**Data extracted from a collection**
******************************

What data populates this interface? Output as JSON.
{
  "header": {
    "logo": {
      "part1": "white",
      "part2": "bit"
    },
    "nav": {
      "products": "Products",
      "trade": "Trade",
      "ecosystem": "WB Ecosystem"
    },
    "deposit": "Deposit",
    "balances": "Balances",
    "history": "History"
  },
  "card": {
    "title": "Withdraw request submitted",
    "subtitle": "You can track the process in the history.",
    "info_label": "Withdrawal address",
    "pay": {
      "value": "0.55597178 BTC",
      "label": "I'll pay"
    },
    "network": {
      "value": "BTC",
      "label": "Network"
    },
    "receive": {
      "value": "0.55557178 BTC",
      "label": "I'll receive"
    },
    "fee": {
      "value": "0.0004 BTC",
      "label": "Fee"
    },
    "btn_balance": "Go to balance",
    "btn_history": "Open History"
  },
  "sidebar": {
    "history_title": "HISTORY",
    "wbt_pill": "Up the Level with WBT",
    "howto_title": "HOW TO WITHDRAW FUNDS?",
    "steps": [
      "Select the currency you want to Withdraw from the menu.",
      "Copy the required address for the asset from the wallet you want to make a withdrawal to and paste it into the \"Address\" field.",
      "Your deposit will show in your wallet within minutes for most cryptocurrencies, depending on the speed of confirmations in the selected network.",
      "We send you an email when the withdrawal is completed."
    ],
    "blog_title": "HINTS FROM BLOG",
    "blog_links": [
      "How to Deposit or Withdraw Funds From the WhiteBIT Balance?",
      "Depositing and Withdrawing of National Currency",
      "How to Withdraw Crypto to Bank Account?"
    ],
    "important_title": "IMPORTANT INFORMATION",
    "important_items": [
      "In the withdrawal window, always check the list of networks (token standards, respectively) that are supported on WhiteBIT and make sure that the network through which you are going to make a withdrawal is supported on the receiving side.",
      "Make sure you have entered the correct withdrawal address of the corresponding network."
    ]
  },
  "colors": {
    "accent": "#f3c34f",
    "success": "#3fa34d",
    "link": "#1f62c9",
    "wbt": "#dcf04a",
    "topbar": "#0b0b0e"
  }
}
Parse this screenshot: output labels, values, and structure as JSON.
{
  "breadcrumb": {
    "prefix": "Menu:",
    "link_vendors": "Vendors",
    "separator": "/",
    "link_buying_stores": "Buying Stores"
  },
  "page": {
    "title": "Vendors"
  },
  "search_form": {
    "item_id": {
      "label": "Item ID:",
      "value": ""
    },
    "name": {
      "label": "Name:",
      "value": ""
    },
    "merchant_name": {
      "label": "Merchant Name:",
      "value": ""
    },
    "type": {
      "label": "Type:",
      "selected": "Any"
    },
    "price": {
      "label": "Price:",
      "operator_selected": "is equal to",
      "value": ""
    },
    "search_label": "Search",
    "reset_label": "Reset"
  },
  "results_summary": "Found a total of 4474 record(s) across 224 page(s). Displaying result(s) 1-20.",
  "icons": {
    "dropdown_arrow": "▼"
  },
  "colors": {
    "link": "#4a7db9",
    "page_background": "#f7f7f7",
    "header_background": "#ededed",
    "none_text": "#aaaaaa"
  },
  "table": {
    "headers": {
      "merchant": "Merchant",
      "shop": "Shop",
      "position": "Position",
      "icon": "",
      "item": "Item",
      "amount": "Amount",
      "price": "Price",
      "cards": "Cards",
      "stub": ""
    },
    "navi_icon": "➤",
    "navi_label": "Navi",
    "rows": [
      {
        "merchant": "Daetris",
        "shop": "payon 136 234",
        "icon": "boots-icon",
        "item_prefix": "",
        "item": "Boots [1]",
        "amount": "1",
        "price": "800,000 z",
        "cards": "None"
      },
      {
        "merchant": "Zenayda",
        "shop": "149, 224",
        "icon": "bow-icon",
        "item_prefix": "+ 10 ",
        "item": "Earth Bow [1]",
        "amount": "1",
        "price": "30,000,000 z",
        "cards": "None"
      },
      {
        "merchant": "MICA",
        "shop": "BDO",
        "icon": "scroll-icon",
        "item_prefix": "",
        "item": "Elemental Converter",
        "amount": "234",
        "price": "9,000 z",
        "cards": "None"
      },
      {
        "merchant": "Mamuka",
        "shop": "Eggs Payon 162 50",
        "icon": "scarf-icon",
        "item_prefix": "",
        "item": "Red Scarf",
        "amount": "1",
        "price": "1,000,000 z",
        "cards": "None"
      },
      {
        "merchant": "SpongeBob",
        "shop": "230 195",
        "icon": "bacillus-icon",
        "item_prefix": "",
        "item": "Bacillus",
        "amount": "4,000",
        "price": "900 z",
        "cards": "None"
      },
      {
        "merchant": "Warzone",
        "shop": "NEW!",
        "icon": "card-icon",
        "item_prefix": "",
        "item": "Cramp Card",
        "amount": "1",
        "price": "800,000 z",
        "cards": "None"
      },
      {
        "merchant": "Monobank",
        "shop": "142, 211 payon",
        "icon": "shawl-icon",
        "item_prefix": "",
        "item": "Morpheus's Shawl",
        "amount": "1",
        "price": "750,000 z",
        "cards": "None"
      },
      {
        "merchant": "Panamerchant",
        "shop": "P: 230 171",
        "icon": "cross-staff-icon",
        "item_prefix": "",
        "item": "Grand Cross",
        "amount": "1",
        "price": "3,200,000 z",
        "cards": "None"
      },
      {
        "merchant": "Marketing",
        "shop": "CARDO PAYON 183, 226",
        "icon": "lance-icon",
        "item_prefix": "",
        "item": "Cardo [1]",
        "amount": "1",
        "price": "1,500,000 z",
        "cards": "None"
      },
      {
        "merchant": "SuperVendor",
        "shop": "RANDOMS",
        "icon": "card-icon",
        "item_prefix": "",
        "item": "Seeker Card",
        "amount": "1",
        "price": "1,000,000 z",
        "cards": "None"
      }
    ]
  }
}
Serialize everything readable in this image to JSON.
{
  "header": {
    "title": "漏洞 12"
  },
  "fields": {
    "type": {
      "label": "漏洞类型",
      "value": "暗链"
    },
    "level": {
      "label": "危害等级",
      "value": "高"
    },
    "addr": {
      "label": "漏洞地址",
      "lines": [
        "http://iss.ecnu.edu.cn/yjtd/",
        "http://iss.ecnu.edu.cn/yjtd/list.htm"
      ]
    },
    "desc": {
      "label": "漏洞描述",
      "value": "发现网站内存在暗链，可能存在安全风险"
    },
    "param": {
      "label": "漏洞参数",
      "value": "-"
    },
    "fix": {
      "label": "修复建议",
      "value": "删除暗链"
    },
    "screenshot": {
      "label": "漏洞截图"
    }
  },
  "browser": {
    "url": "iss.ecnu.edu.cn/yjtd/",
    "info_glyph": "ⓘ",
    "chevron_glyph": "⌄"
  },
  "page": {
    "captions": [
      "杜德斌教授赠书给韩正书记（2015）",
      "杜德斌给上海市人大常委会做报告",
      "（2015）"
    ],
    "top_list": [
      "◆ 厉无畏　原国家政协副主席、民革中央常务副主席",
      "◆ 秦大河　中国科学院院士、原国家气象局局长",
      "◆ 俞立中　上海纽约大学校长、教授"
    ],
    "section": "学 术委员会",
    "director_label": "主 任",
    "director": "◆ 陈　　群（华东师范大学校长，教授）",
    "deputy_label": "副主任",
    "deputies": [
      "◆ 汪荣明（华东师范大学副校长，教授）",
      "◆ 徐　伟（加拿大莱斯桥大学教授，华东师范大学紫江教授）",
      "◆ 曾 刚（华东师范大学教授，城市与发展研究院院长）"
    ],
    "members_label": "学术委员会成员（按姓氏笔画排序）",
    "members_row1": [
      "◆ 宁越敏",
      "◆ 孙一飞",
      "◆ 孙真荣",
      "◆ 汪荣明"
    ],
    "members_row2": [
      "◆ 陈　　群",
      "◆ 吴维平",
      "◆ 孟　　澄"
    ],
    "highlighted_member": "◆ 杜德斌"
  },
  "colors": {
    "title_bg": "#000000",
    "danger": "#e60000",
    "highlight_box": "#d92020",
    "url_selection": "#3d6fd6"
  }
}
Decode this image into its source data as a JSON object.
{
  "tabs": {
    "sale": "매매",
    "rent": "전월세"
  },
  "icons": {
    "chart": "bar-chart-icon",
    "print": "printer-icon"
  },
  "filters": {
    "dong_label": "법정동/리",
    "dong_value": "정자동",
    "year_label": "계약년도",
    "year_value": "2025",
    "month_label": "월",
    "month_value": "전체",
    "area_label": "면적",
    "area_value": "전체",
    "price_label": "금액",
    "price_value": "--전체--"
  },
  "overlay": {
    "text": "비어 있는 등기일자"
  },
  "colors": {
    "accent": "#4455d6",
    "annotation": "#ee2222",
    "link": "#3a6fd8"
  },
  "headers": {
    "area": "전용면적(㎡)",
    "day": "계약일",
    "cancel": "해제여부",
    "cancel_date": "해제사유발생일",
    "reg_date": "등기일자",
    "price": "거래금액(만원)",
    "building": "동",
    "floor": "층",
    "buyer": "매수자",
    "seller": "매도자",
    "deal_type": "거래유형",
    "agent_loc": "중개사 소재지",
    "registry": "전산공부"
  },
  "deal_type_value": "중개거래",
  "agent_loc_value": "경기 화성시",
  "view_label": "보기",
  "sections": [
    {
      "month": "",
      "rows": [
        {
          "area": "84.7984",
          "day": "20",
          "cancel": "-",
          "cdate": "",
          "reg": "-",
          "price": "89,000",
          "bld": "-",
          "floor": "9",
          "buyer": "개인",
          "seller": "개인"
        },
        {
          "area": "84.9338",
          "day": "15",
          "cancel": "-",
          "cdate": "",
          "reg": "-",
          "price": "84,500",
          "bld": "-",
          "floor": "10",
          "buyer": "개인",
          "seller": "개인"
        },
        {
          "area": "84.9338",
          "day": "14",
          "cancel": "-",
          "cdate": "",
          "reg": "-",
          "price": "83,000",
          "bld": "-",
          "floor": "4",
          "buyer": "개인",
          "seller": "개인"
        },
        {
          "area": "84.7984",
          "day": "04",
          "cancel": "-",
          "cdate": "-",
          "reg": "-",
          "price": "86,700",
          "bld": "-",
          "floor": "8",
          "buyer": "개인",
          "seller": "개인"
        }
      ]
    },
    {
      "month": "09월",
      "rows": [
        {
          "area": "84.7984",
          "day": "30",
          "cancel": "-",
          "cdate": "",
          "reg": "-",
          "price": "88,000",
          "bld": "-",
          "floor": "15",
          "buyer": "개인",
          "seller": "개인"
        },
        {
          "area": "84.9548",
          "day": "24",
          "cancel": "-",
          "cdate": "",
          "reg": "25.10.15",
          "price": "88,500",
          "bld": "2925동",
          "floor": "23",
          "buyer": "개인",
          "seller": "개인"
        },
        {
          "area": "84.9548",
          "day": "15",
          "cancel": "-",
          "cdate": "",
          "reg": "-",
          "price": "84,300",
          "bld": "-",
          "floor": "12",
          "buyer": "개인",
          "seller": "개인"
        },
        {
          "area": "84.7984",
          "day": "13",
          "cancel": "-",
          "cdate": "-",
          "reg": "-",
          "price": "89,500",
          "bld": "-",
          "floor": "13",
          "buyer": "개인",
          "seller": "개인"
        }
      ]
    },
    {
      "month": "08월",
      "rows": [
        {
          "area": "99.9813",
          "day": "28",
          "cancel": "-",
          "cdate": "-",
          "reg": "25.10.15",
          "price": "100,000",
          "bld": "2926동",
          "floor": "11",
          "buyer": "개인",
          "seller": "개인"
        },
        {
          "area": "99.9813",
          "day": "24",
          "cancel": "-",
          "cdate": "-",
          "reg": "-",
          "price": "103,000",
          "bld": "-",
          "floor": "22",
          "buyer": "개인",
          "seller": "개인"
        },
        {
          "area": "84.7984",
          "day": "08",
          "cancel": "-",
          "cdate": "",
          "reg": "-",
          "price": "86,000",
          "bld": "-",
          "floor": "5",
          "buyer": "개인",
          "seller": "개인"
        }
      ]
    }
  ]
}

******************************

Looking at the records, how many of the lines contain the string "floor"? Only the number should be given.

**Expected answer**
12